It has long been recognised that one of New Labour’s greatest failings was to increase health spending without ensuring that the NHS underwent structural reform so that it operated more efficiently when the time came to slow down the rate of increase. But it is increasingly clear that not even basic checks were implemented to ensure that the investment was correctly targeted.

The latest indication of this comes in a National Audit Office study showing that, in spite of a 38 per cent increase in spending on neurological services between 2006 and 2010, emergency hospital admissions for people with conditions such as multiple sclerosis and Parkinson’s disease have risen by almost a third. Meanwhile, the Department of Health is left wringing its hands and complaining that it is unable to say whether the extra spending has had any effect.

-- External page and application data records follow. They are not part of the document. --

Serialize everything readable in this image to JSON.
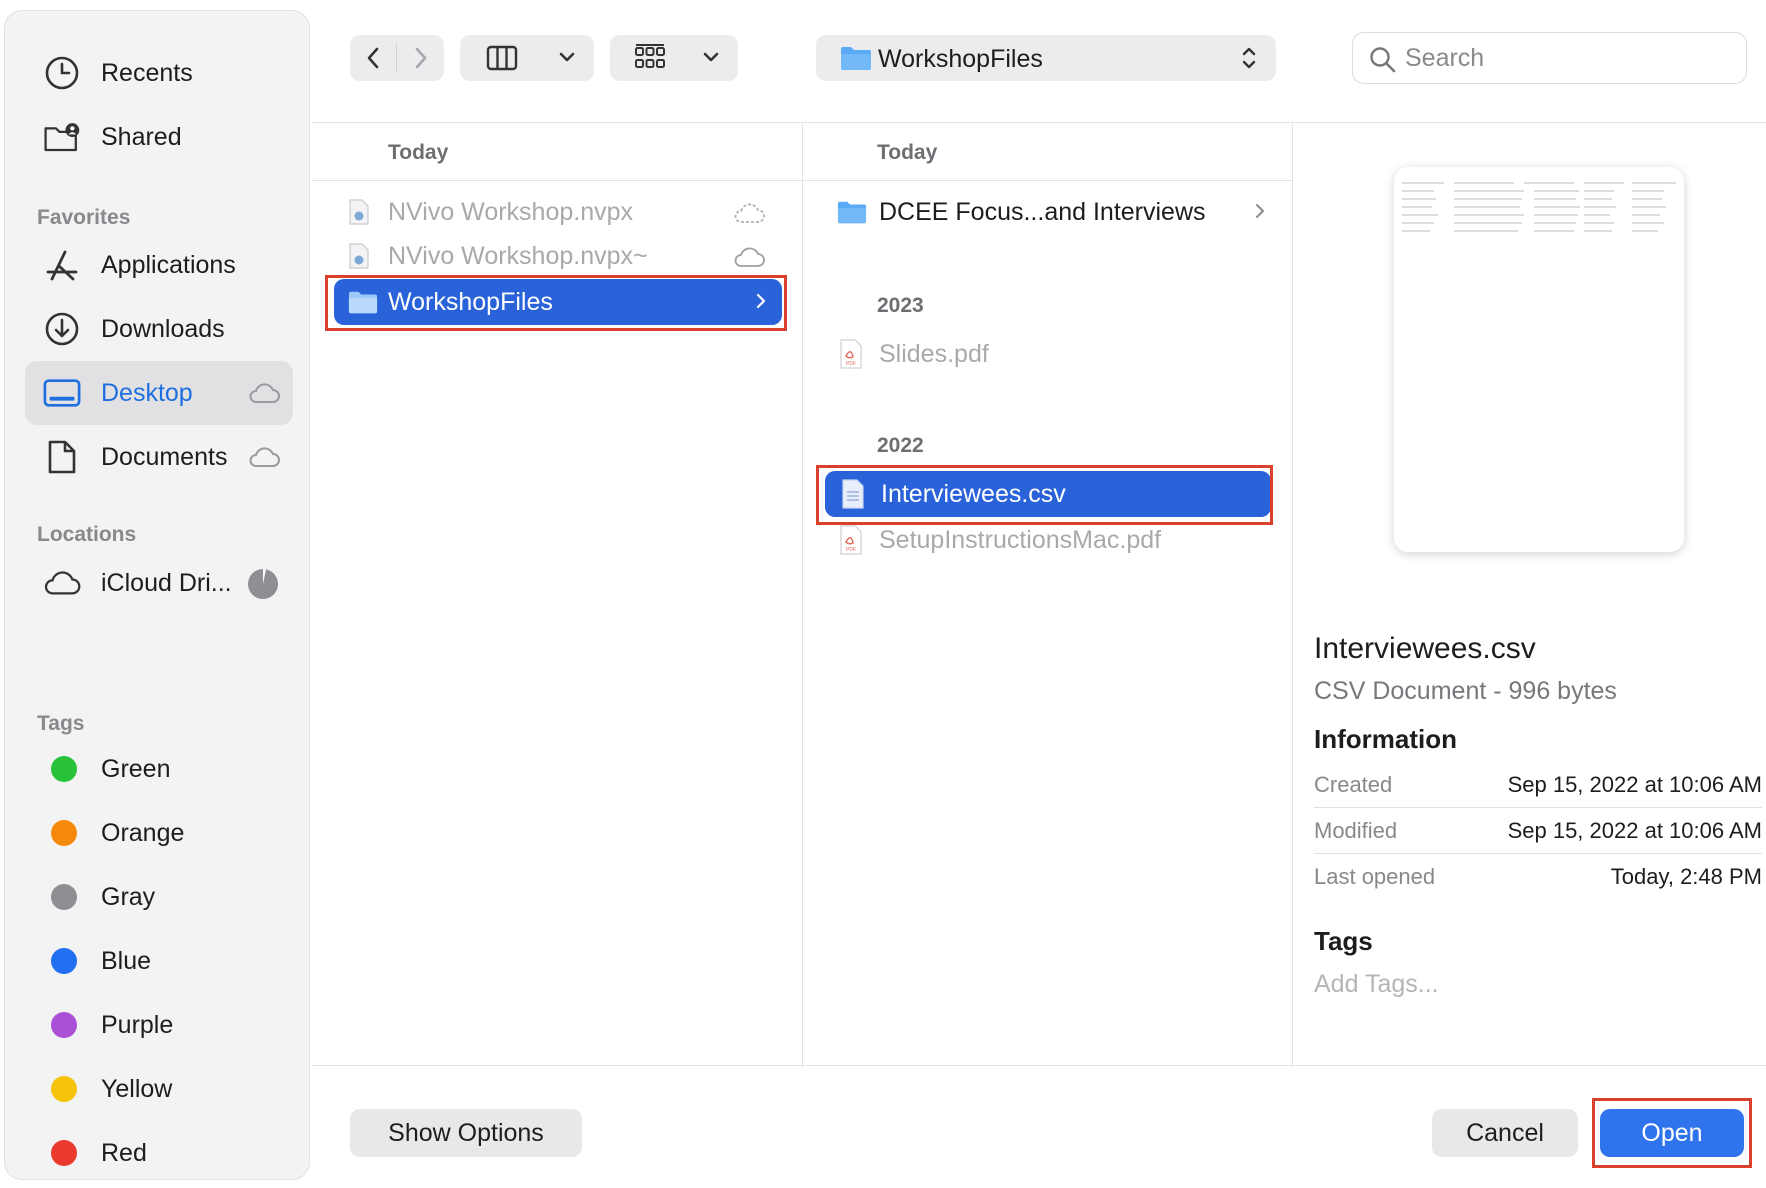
{
  "sidebar": {
    "items": [
      {
        "label": "Recents"
      },
      {
        "label": "Shared"
      }
    ],
    "favorites_header": "Favorites",
    "favorites": [
      {
        "label": "Applications"
      },
      {
        "label": "Downloads"
      },
      {
        "label": "Desktop"
      },
      {
        "label": "Documents"
      }
    ],
    "locations_header": "Locations",
    "locations": [
      {
        "label": "iCloud Dri..."
      }
    ],
    "tags_header": "Tags",
    "tags": [
      {
        "label": "Green",
        "color": "#27c23a"
      },
      {
        "label": "Orange",
        "color": "#f5890c"
      },
      {
        "label": "Gray",
        "color": "#8e8e93"
      },
      {
        "label": "Blue",
        "color": "#1f6ff0"
      },
      {
        "label": "Purple",
        "color": "#a94fd6"
      },
      {
        "label": "Yellow",
        "color": "#f5c30a"
      },
      {
        "label": "Red",
        "color": "#ea3a2e"
      }
    ]
  },
  "toolbar": {
    "location": "WorkshopFiles",
    "search_placeholder": "Search"
  },
  "columns": [
    {
      "header": "Today",
      "rows": [
        {
          "label": "NVivo Workshop.nvpx"
        },
        {
          "label": "NVivo Workshop.nvpx~"
        },
        {
          "label": "WorkshopFiles"
        }
      ]
    },
    {
      "header": "Today",
      "rows": [
        {
          "label": "DCEE Focus...and Interviews"
        }
      ],
      "group_2023": "2023",
      "rows_2023": [
        {
          "label": "Slides.pdf"
        }
      ],
      "group_2022": "2022",
      "rows_2022": [
        {
          "label": "Interviewees.csv"
        },
        {
          "label": "SetupInstructionsMac.pdf"
        }
      ]
    }
  ],
  "preview": {
    "name": "Interviewees.csv",
    "kind": "CSV Document - 996 bytes",
    "info_header": "Information",
    "info": [
      {
        "key": "Created",
        "value": "Sep 15, 2022 at 10:06 AM"
      },
      {
        "key": "Modified",
        "value": "Sep 15, 2022 at 10:06 AM"
      },
      {
        "key": "Last opened",
        "value": "Today, 2:48 PM"
      }
    ],
    "tags_header": "Tags",
    "add_tags": "Add Tags..."
  },
  "buttons": {
    "show_options": "Show Options",
    "cancel": "Cancel",
    "open": "Open"
  },
  "colors": {
    "accent": "#2962d9",
    "highlight_box": "#d9412d",
    "sidebar_active_text": "#1f6fe0"
  }
}
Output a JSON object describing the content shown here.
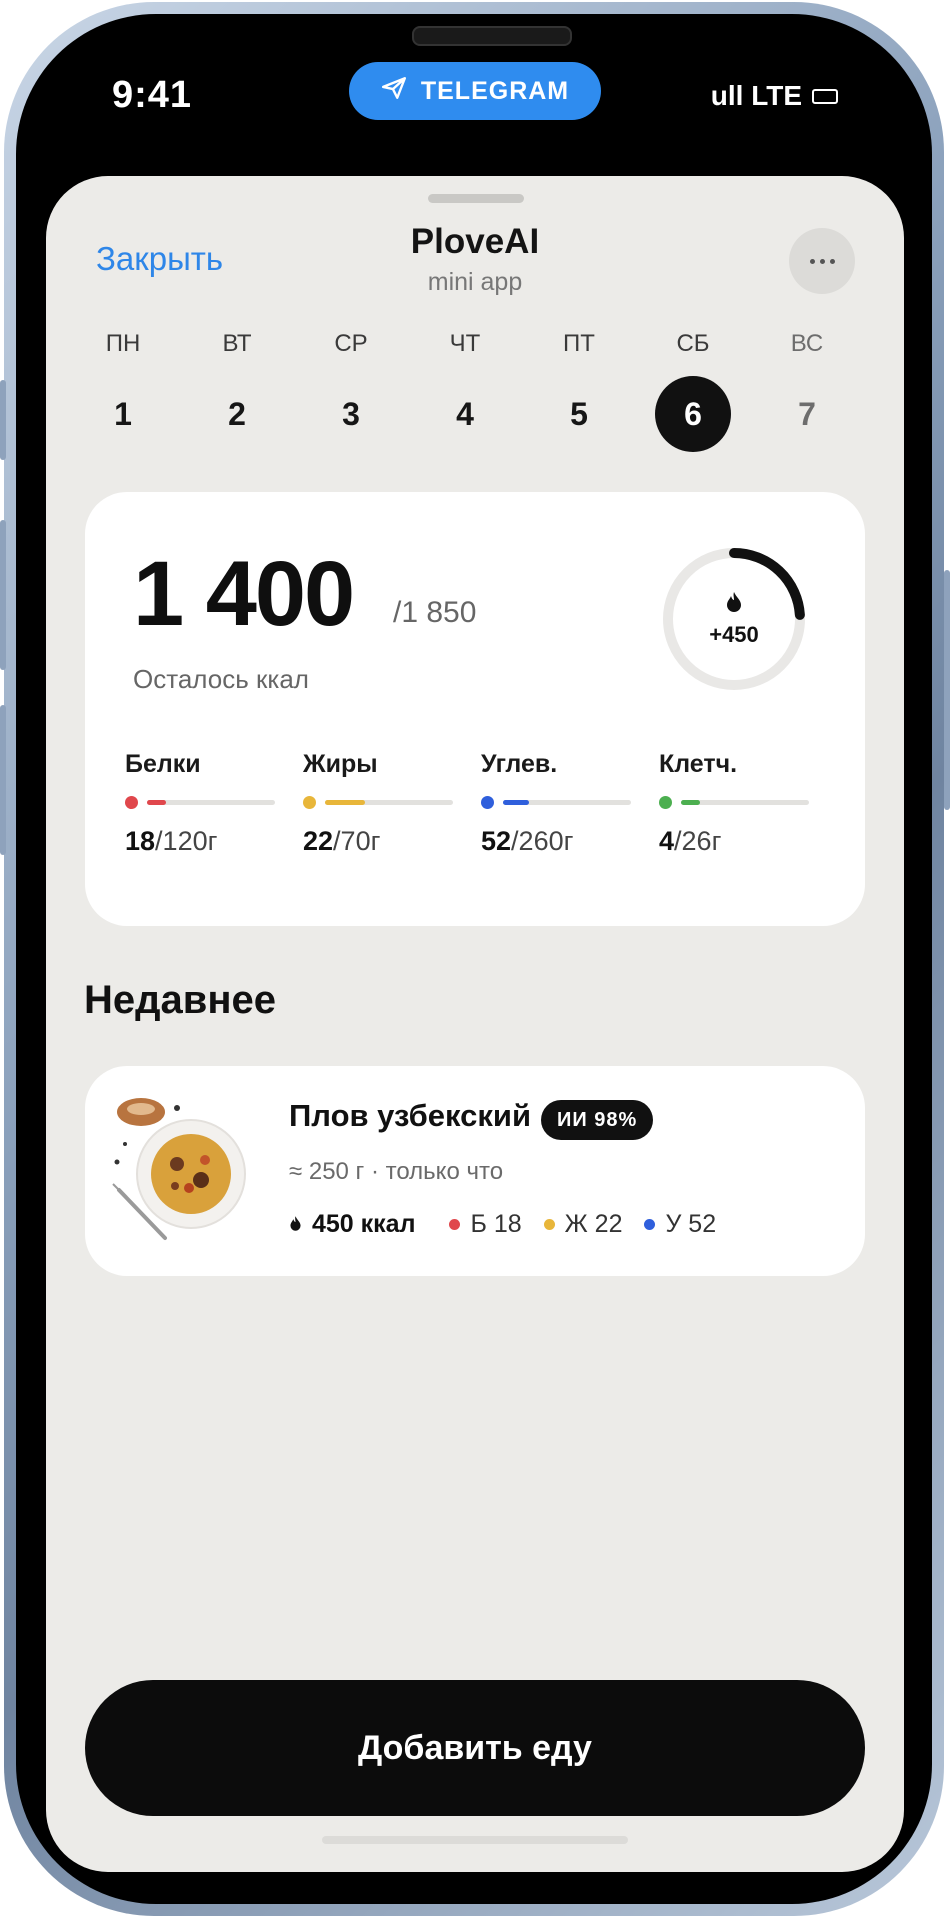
{
  "status_bar": {
    "time": "9:41",
    "carrier": "ull LTE",
    "telegram_label": "TELEGRAM"
  },
  "header": {
    "close_label": "Закрыть",
    "title": "PloveAI",
    "subtitle": "mini app",
    "more_label": "···"
  },
  "week": [
    {
      "name": "ПН",
      "num": "1",
      "state": "normal"
    },
    {
      "name": "ВТ",
      "num": "2",
      "state": "normal"
    },
    {
      "name": "СР",
      "num": "3",
      "state": "normal"
    },
    {
      "name": "ЧТ",
      "num": "4",
      "state": "normal"
    },
    {
      "name": "ПТ",
      "num": "5",
      "state": "normal"
    },
    {
      "name": "СБ",
      "num": "6",
      "state": "active"
    },
    {
      "name": "ВС",
      "num": "7",
      "state": "dim"
    }
  ],
  "summary": {
    "remaining": "1 400",
    "goal": "/1 850",
    "remaining_label": "Осталось ккал",
    "ring_value": "+450",
    "ring_progress": 0.24
  },
  "macros": [
    {
      "name": "Белки",
      "current": "18",
      "target": "/120г",
      "color": "#e0474c",
      "progress": 0.15
    },
    {
      "name": "Жиры",
      "current": "22",
      "target": "/70г",
      "color": "#e8b63a",
      "progress": 0.31
    },
    {
      "name": "Углев.",
      "current": "52",
      "target": "/260г",
      "color": "#2f5fdc",
      "progress": 0.2
    },
    {
      "name": "Клетч.",
      "current": "4",
      "target": "/26г",
      "color": "#4caf50",
      "progress": 0.15
    }
  ],
  "recent": {
    "title": "Недавнее",
    "item": {
      "name": "Плов узбекский",
      "badge": "ИИ 98%",
      "meta": "≈ 250 г · только что",
      "kcal": "450 ккал",
      "protein": "Б 18",
      "fat": "Ж 22",
      "carbs": "У 52"
    }
  },
  "add_button": "Добавить еду"
}
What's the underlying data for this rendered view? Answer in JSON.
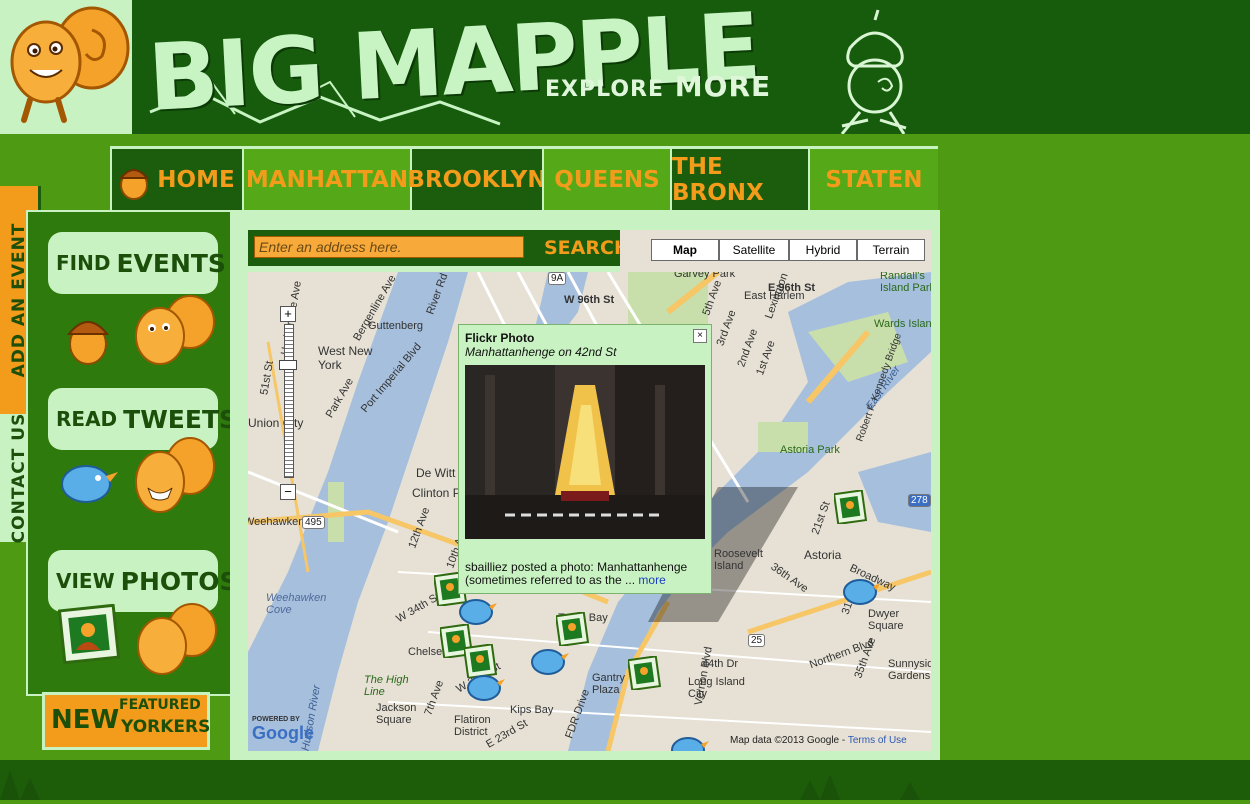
{
  "header": {
    "title": "BIG MAPPLE",
    "tagline_small": "EXPLORE",
    "tagline_big": "MORE"
  },
  "nav": {
    "tabs": [
      {
        "label": "HOME"
      },
      {
        "label": "MANHATTAN"
      },
      {
        "label": "BROOKLYN"
      },
      {
        "label": "QUEENS"
      },
      {
        "label": "THE BRONX"
      },
      {
        "label": "STATEN"
      }
    ]
  },
  "side_tabs": {
    "add_event": "ADD AN EVENT",
    "contact": "CONTACT US"
  },
  "sidebar": {
    "find_events": {
      "small": "FIND",
      "big": "EVENTS"
    },
    "read_tweets": {
      "small": "READ",
      "big": "TWEETS"
    },
    "view_photos": {
      "small": "VIEW",
      "big": "PHOTOS."
    },
    "new_yorkers": {
      "big": "NEW",
      "featured": "FEATURED",
      "rest": "YORKERS"
    }
  },
  "search": {
    "placeholder": "Enter an address here.",
    "button": "SEARCH"
  },
  "map": {
    "types": [
      "Map",
      "Satellite",
      "Hybrid",
      "Terrain"
    ],
    "active_type": "Map",
    "zoom_in": "+",
    "zoom_out": "−",
    "attribution": "Map data ©2013 Google",
    "terms": "Terms of Use",
    "powered_by": "POWERED BY",
    "google": "Google",
    "labels": [
      "Garvey Park",
      "W 96th St",
      "E 96th St",
      "East Harlem",
      "Randall's Island Park",
      "Wards Island",
      "Guttenberg",
      "West New York",
      "Union City",
      "Weehawken",
      "Astoria Park",
      "Astoria",
      "Roosevelt Island",
      "Dwyer Square",
      "Sunnyside Gardens",
      "Long Island City",
      "Weehawken Cove",
      "Chelsea",
      "The High Line",
      "Jackson Square",
      "Flatiron District",
      "Kips Bay",
      "Gantry Plaza",
      "Turtle Bay",
      "Hudson River",
      "FDR Drive",
      "East River",
      "Northern Blvd",
      "Vernon Blvd",
      "Broadway",
      "Park Ave",
      "Bergenline Ave",
      "Port Imperial Blvd",
      "Clinton Park",
      "De Witt",
      "W 34th St",
      "21st St",
      "31st St",
      "36th Ave",
      "44th Dr",
      "35th Ave",
      "12th Ave",
      "10th Ave",
      "7th Ave",
      "5th Ave",
      "2nd Ave",
      "1st Ave",
      "Lexington Ave",
      "3rd Ave",
      "Robert F. Kennedy Bridge",
      "River Rd",
      "Harborside Ave",
      "51st St",
      "W 23rd St",
      "E 23rd St",
      "9A",
      "495",
      "278",
      "25"
    ]
  },
  "info_window": {
    "title": "Flickr Photo",
    "subtitle": "Manhattanhenge on 42nd St",
    "caption": "sbailliez posted a photo: Manhattanhenge (sometimes referred to as the ...",
    "more": "more"
  },
  "colors": {
    "dark_green": "#165c0c",
    "mid_green": "#4e9a12",
    "light_green": "#c9f2c2",
    "orange": "#f39b1a",
    "water": "#a5bfdd",
    "park": "#c9dfab"
  }
}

Easy as it is to lament Labour’s mess, however, it is not quite so simple to correct it. Faced with this type of failing throughout the health service, it is difficult to see how the coalition Government, with its convoluted reforms and very little money to spend, can put things right. One lesson, however, is clear – unless reform plans can be accurately measured and monitored, they are not even worth the paper they are written on.